Excerpts from an interface dataset:
= Beginning of Section =

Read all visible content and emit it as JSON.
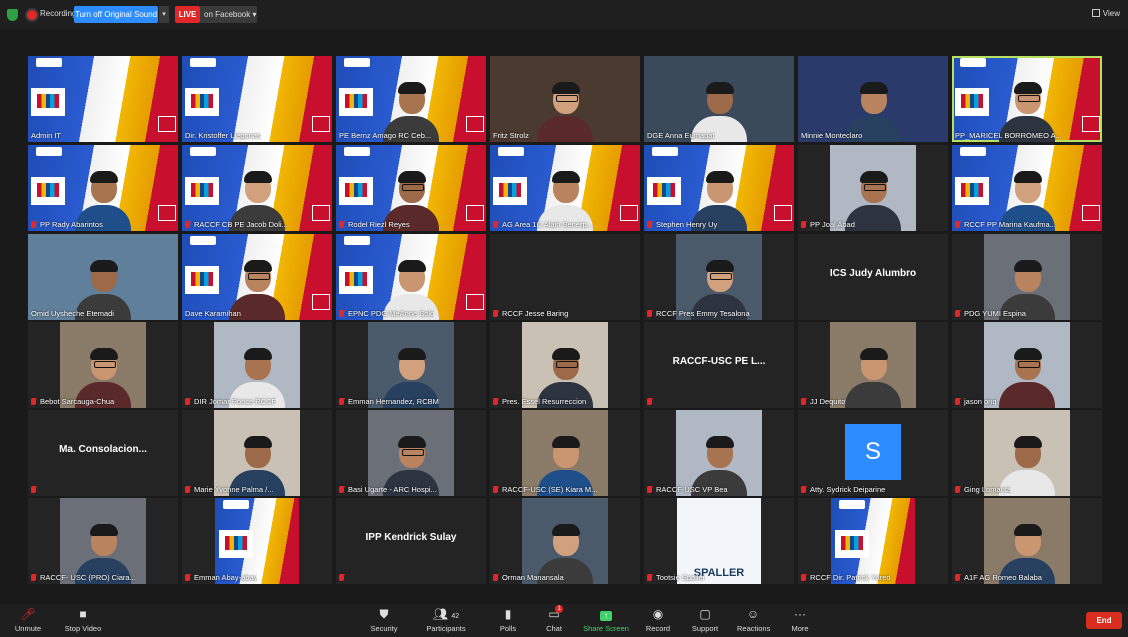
{
  "topbar": {
    "recording_label": "Recording",
    "sound_button": "Turn off Original Sound",
    "caret": "▾",
    "live_label": "LIVE",
    "live_target": "on Facebook ▾",
    "view_label": "View"
  },
  "tiles": [
    {
      "name": "Admin IT",
      "kind": "rotary",
      "muted": false
    },
    {
      "name": "Dir. Kristoffer Llegunas",
      "kind": "rotary",
      "muted": false
    },
    {
      "name": "PE Bernz Amago RC Ceb...",
      "kind": "rotary-person",
      "muted": false
    },
    {
      "name": "Fritz Strolz",
      "kind": "person",
      "muted": false
    },
    {
      "name": "DGE Anna Eumagat",
      "kind": "person",
      "muted": false
    },
    {
      "name": "Minnie Monteclaro",
      "kind": "person",
      "muted": false
    },
    {
      "name": "PP_MARICEL BORROMEO A...",
      "kind": "rotary-person",
      "muted": false
    },
    {
      "name": "PP Rady Abarintos",
      "kind": "rotary-person",
      "muted": true
    },
    {
      "name": "RACCF CB PE Jacob Doli...",
      "kind": "rotary-person",
      "muted": true
    },
    {
      "name": "Rodel Riezl Reyes",
      "kind": "rotary-person",
      "muted": true
    },
    {
      "name": "AG Area 1C Alain Senerp...",
      "kind": "rotary-person",
      "muted": true
    },
    {
      "name": "Stephen Henry Uy",
      "kind": "rotary-person",
      "muted": true
    },
    {
      "name": "PP Joal Abad",
      "kind": "portrait",
      "muted": true
    },
    {
      "name": "RCCF PP Marina Kaufma...",
      "kind": "rotary-person",
      "muted": true
    },
    {
      "name": "Omid Uysheche Etemadi",
      "kind": "person",
      "muted": false
    },
    {
      "name": "Dave Karamihan",
      "kind": "rotary-person",
      "muted": false
    },
    {
      "name": "EPNC PDG MeAnne Solo",
      "kind": "rotary-person",
      "muted": true
    },
    {
      "name": "RCCF Jesse Baring",
      "kind": "empty",
      "muted": true
    },
    {
      "name": "RCCF Pres Emmy Tesalona",
      "kind": "portrait",
      "muted": true
    },
    {
      "name": "",
      "kind": "bigname",
      "bigname": "ICS Judy Alumbro",
      "muted": false
    },
    {
      "name": "PDG YUMI Espina",
      "kind": "portrait",
      "muted": true
    },
    {
      "name": "Bebot Sarcauga-Chua",
      "kind": "portrait",
      "muted": true
    },
    {
      "name": "DIR Jomar Ponce RCCF",
      "kind": "portrait",
      "muted": true
    },
    {
      "name": "Emman Hernandez, RCBM",
      "kind": "portrait",
      "muted": true
    },
    {
      "name": "Pres. Essel Resurreccion",
      "kind": "portrait",
      "muted": true
    },
    {
      "name": "",
      "kind": "bigname",
      "bigname": "RACCF-USC PE L...",
      "muted": true
    },
    {
      "name": "JJ Dequito",
      "kind": "portrait",
      "muted": true
    },
    {
      "name": "jason ong",
      "kind": "portrait",
      "muted": true
    },
    {
      "name": "",
      "kind": "bigname",
      "bigname": "Ma. Consolacion...",
      "muted": true
    },
    {
      "name": "Marie Yvonne Palma /...",
      "kind": "portrait",
      "muted": true
    },
    {
      "name": "Basi Ugarte - ARC Hospi...",
      "kind": "portrait",
      "muted": true
    },
    {
      "name": "RACCF-USC (SE) Kiara M...",
      "kind": "portrait",
      "muted": true
    },
    {
      "name": "RACCF-USC VP Bea",
      "kind": "portrait",
      "muted": true
    },
    {
      "name": "Atty. Sydrick Deiparine",
      "kind": "initial",
      "initial": "S",
      "muted": true
    },
    {
      "name": "Ging Lomanta",
      "kind": "portrait",
      "muted": true
    },
    {
      "name": "RACCF- USC (PRO) Ciara...",
      "kind": "portrait",
      "muted": true
    },
    {
      "name": "Emman Abay-abay",
      "kind": "rotary-small",
      "muted": true
    },
    {
      "name": "",
      "kind": "bigname",
      "bigname": "IPP Kendrick Sulay",
      "muted": true
    },
    {
      "name": "Orman Manansala",
      "kind": "portrait",
      "muted": true
    },
    {
      "name": "Tootsie Spaller",
      "kind": "spaller",
      "muted": true
    },
    {
      "name": "RCCF Dir. Patrick Yared",
      "kind": "rotary-small",
      "muted": true
    },
    {
      "name": "A1F AG Romeo Balaba",
      "kind": "portrait",
      "muted": true
    }
  ],
  "toolbar": {
    "unmute": "Unmute",
    "stop_video": "Stop Video",
    "security": "Security",
    "participants": "Participants",
    "participants_count": "42",
    "polls": "Polls",
    "chat": "Chat",
    "chat_badge": "1",
    "share_screen": "Share Screen",
    "record": "Record",
    "support": "Support",
    "reactions": "Reactions",
    "more": "More",
    "end": "End"
  },
  "colors": {
    "accent_blue": "#2d8cff",
    "live_red": "#e02828",
    "share_green": "#3fd16a",
    "active_speaker": "#b7e05e"
  }
}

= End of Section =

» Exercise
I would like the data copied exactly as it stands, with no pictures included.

» Task result
Read all visible content and emit it as JSON.
{
  "topbar": {
    "recording_label": "Recording",
    "sound_button": "Turn off Original Sound",
    "caret": "▾",
    "live_label": "LIVE",
    "live_target": "on Facebook ▾",
    "view_label": "View"
  },
  "tiles": [
    {
      "name": "Admin IT",
      "kind": "rotary",
      "muted": false
    },
    {
      "name": "Dir. Kristoffer Llegunas",
      "kind": "rotary",
      "muted": false
    },
    {
      "name": "PE Bernz Amago RC Ceb...",
      "kind": "rotary-person",
      "muted": false
    },
    {
      "name": "Fritz Strolz",
      "kind": "person",
      "muted": false
    },
    {
      "name": "DGE Anna Eumagat",
      "kind": "person",
      "muted": false
    },
    {
      "name": "Minnie Monteclaro",
      "kind": "person",
      "muted": false
    },
    {
      "name": "PP_MARICEL BORROMEO A...",
      "kind": "rotary-person",
      "muted": false
    },
    {
      "name": "PP Rady Abarintos",
      "kind": "rotary-person",
      "muted": true
    },
    {
      "name": "RACCF CB PE Jacob Doli...",
      "kind": "rotary-person",
      "muted": true
    },
    {
      "name": "Rodel Riezl Reyes",
      "kind": "rotary-person",
      "muted": true
    },
    {
      "name": "AG Area 1C Alain Senerp...",
      "kind": "rotary-person",
      "muted": true
    },
    {
      "name": "Stephen Henry Uy",
      "kind": "rotary-person",
      "muted": true
    },
    {
      "name": "PP Joal Abad",
      "kind": "portrait",
      "muted": true
    },
    {
      "name": "RCCF PP Marina Kaufma...",
      "kind": "rotary-person",
      "muted": true
    },
    {
      "name": "Omid Uysheche Etemadi",
      "kind": "person",
      "muted": false
    },
    {
      "name": "Dave Karamihan",
      "kind": "rotary-person",
      "muted": false
    },
    {
      "name": "EPNC PDG MeAnne Solo",
      "kind": "rotary-person",
      "muted": true
    },
    {
      "name": "RCCF Jesse Baring",
      "kind": "empty",
      "muted": true
    },
    {
      "name": "RCCF Pres Emmy Tesalona",
      "kind": "portrait",
      "muted": true
    },
    {
      "name": "",
      "kind": "bigname",
      "bigname": "ICS Judy Alumbro",
      "muted": false
    },
    {
      "name": "PDG YUMI Espina",
      "kind": "portrait",
      "muted": true
    },
    {
      "name": "Bebot Sarcauga-Chua",
      "kind": "portrait",
      "muted": true
    },
    {
      "name": "DIR Jomar Ponce RCCF",
      "kind": "portrait",
      "muted": true
    },
    {
      "name": "Emman Hernandez, RCBM",
      "kind": "portrait",
      "muted": true
    },
    {
      "name": "Pres. Essel Resurreccion",
      "kind": "portrait",
      "muted": true
    },
    {
      "name": "",
      "kind": "bigname",
      "bigname": "RACCF-USC PE L...",
      "muted": true
    },
    {
      "name": "JJ Dequito",
      "kind": "portrait",
      "muted": true
    },
    {
      "name": "jason ong",
      "kind": "portrait",
      "muted": true
    },
    {
      "name": "",
      "kind": "bigname",
      "bigname": "Ma. Consolacion...",
      "muted": true
    },
    {
      "name": "Marie Yvonne Palma /...",
      "kind": "portrait",
      "muted": true
    },
    {
      "name": "Basi Ugarte - ARC Hospi...",
      "kind": "portrait",
      "muted": true
    },
    {
      "name": "RACCF-USC (SE) Kiara M...",
      "kind": "portrait",
      "muted": true
    },
    {
      "name": "RACCF-USC VP Bea",
      "kind": "portrait",
      "muted": true
    },
    {
      "name": "Atty. Sydrick Deiparine",
      "kind": "initial",
      "initial": "S",
      "muted": true
    },
    {
      "name": "Ging Lomanta",
      "kind": "portrait",
      "muted": true
    },
    {
      "name": "RACCF- USC (PRO) Ciara...",
      "kind": "portrait",
      "muted": true
    },
    {
      "name": "Emman Abay-abay",
      "kind": "rotary-small",
      "muted": true
    },
    {
      "name": "",
      "kind": "bigname",
      "bigname": "IPP Kendrick Sulay",
      "muted": true
    },
    {
      "name": "Orman Manansala",
      "kind": "portrait",
      "muted": true
    },
    {
      "name": "Tootsie Spaller",
      "kind": "spaller",
      "muted": true
    },
    {
      "name": "RCCF Dir. Patrick Yared",
      "kind": "rotary-small",
      "muted": true
    },
    {
      "name": "A1F AG Romeo Balaba",
      "kind": "portrait",
      "muted": true
    }
  ],
  "toolbar": {
    "unmute": "Unmute",
    "stop_video": "Stop Video",
    "security": "Security",
    "participants": "Participants",
    "participants_count": "42",
    "polls": "Polls",
    "chat": "Chat",
    "chat_badge": "1",
    "share_screen": "Share Screen",
    "record": "Record",
    "support": "Support",
    "reactions": "Reactions",
    "more": "More",
    "end": "End"
  },
  "colors": {
    "accent_blue": "#2d8cff",
    "live_red": "#e02828",
    "share_green": "#3fd16a",
    "active_speaker": "#b7e05e"
  }
}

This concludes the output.